Challenge modes can't be queued for like normal or heroic dungeons; you must travel to the instances and start them yourself (at least until you start getting golds and can teleport to them). Doing so will illuminate why so few people enjoyed having to do this in the age before the Dungeon Finder.
Right-click your character portrait, scroll down to instance difficulty, and click the Challenge Mode option. The instance portal will change to the hourglass graphic above. Enter and you'll find the path forward blocked by a yellow mist with a sundial in front and a list of the dungeon's requirements on your right. Clicking the sundial will give you the option to start the challenge. Once you accept, you'll get a countdown from 5, and then you're off to the races. Be sure to pre-pot!

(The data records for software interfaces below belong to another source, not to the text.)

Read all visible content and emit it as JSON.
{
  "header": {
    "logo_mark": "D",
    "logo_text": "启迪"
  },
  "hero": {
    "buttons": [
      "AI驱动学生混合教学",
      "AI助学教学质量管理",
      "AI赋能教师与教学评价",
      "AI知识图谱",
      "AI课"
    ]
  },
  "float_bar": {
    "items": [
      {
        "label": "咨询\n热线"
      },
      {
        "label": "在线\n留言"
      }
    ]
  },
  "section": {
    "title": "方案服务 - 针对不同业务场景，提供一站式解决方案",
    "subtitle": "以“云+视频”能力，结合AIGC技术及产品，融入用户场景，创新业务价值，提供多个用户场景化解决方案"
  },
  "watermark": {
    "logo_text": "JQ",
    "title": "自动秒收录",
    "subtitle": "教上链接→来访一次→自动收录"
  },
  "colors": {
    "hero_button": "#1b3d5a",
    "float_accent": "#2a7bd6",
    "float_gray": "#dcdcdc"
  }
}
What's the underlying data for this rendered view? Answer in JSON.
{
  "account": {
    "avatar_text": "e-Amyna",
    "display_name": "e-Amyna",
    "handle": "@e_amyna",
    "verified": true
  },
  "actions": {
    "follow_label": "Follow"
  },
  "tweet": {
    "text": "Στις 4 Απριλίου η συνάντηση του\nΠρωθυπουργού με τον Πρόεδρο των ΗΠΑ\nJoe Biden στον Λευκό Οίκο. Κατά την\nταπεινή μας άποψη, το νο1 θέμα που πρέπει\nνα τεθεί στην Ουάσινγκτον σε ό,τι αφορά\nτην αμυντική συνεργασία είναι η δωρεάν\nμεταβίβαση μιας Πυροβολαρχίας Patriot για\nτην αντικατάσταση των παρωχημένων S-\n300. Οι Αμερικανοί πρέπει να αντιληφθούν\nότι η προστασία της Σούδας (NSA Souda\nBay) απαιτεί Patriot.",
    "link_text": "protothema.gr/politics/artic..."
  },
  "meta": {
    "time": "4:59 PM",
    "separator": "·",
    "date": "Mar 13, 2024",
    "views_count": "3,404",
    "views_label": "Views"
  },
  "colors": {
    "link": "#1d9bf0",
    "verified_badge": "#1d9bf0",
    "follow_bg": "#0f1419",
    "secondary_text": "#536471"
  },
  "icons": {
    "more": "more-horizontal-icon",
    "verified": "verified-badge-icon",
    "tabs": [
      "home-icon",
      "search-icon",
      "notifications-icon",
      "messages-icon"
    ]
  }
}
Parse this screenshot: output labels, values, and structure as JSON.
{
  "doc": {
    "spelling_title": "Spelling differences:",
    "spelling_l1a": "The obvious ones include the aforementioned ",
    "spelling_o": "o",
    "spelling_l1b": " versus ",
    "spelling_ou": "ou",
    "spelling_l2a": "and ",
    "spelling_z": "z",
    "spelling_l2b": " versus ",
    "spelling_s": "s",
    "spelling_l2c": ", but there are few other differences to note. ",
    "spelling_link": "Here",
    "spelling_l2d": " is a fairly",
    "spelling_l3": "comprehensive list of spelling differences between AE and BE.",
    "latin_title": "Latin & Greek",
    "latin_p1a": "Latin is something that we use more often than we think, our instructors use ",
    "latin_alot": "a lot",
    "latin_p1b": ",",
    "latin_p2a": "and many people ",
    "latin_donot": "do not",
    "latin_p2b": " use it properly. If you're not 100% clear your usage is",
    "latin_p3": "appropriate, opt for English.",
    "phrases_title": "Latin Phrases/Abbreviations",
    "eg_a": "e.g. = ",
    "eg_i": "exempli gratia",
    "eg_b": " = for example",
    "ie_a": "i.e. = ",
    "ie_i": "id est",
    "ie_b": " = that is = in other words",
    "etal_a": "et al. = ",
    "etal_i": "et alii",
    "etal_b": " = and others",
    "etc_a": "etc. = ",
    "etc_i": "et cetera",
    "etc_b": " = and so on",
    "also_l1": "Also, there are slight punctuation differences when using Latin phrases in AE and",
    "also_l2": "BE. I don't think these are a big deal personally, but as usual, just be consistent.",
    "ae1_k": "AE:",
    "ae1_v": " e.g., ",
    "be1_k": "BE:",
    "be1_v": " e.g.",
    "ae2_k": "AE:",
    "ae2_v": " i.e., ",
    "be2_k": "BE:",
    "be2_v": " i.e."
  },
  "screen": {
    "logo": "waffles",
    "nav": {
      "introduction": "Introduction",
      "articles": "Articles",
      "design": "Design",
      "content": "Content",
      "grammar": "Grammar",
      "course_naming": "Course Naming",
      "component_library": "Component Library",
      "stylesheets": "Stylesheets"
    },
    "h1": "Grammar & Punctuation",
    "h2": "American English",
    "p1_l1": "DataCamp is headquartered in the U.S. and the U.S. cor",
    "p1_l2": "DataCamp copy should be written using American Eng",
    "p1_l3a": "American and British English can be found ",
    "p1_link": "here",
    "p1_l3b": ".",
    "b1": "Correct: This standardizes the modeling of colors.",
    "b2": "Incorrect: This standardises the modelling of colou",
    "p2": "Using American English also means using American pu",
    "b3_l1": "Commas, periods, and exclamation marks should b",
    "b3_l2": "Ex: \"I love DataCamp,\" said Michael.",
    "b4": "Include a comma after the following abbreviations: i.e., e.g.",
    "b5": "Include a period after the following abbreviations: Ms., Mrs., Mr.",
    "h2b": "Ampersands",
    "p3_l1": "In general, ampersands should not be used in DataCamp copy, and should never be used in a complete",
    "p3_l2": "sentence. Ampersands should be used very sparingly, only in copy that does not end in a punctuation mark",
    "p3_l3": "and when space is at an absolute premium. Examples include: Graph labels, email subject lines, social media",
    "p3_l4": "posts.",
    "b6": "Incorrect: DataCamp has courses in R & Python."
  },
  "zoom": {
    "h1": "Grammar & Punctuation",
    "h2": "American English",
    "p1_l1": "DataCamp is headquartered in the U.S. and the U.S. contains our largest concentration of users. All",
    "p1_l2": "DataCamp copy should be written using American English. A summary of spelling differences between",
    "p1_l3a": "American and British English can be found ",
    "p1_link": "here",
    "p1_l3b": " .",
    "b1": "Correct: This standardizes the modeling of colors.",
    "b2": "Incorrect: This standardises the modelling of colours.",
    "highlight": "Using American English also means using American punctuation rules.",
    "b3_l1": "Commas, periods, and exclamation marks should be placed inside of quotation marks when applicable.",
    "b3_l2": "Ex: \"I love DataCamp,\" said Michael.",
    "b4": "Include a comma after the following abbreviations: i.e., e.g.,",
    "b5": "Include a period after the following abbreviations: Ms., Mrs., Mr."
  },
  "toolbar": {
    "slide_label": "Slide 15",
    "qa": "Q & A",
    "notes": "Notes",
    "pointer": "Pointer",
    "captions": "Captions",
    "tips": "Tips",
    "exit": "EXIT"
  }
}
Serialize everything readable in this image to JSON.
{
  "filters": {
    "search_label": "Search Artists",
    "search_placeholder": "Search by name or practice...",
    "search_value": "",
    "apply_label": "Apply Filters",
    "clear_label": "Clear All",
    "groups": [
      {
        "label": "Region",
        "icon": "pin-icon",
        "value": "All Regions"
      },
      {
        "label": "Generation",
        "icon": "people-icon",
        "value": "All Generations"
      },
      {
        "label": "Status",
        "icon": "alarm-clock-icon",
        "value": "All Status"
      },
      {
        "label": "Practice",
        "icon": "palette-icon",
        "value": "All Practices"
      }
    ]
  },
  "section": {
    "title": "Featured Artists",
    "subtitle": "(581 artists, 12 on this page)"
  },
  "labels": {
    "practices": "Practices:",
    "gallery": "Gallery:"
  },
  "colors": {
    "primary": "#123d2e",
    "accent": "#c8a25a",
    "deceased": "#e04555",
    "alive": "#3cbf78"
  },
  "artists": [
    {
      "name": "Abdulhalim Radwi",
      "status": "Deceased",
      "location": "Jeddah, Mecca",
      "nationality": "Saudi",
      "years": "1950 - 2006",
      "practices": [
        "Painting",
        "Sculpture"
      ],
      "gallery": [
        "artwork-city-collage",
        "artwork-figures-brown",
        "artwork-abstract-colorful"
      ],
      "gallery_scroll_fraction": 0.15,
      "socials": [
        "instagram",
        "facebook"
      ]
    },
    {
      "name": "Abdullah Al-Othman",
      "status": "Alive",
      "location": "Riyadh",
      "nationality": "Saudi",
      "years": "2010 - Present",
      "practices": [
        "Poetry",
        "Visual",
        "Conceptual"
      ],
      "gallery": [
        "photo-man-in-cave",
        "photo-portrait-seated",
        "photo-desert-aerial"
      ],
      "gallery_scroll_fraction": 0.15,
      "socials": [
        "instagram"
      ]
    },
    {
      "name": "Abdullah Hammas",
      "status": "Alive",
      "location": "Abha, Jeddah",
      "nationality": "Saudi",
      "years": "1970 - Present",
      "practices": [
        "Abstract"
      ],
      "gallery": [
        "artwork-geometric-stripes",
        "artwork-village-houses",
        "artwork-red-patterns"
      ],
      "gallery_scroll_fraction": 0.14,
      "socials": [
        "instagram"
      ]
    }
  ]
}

For the first time you do every challenge, it's generally best not to reset for every mistake (which is something we did and regretted). Do the dungeon from beginning to end no matter how many wipes it takes. Learn the pulls, identify where you'll be using invisibility potions, and complete the objectives. A group that keeps pecking at a dungeon can manage all bronzes, and probably even silvers, without doing anything special.
How quickly can we finish all 9? Progress will depend on how prepared your group is and how quickly people get used to the CC and cooldown requirements that allow a group to move briskly. As always, the Schedule Boss is an omnipresent concern. Great is she, and terrible as the dawn.
My group worked on the weekends on and off for about a month. A plurality of our time was spent in the first two dungeons we did, which were Gate and Scholomance. Once we'd gotten gold in these two (and whenever we could get everyone online at the same time), the group knew what to expect and golds started raining from the skies. Experienced groups running challenge modes for valor or a paying customer can knock out all 9 golds in around three hours.
On the subject of bad nights: Sometimes due to a combination of circumstances beyond your control (someone doesn't show up, computers go boom, a key member keeps lagging, sunspots, each and every single one of you has by unspoken agreement decided to suck all at once), you will have an awful night. Just walk away and come back later. Banging your head against a wall won't do any good, and things usually turn out better when people have had some time to think about how to improve a run. Take a break, watch some videos, and come back for another try later.
Filed under: Analysis / Opinion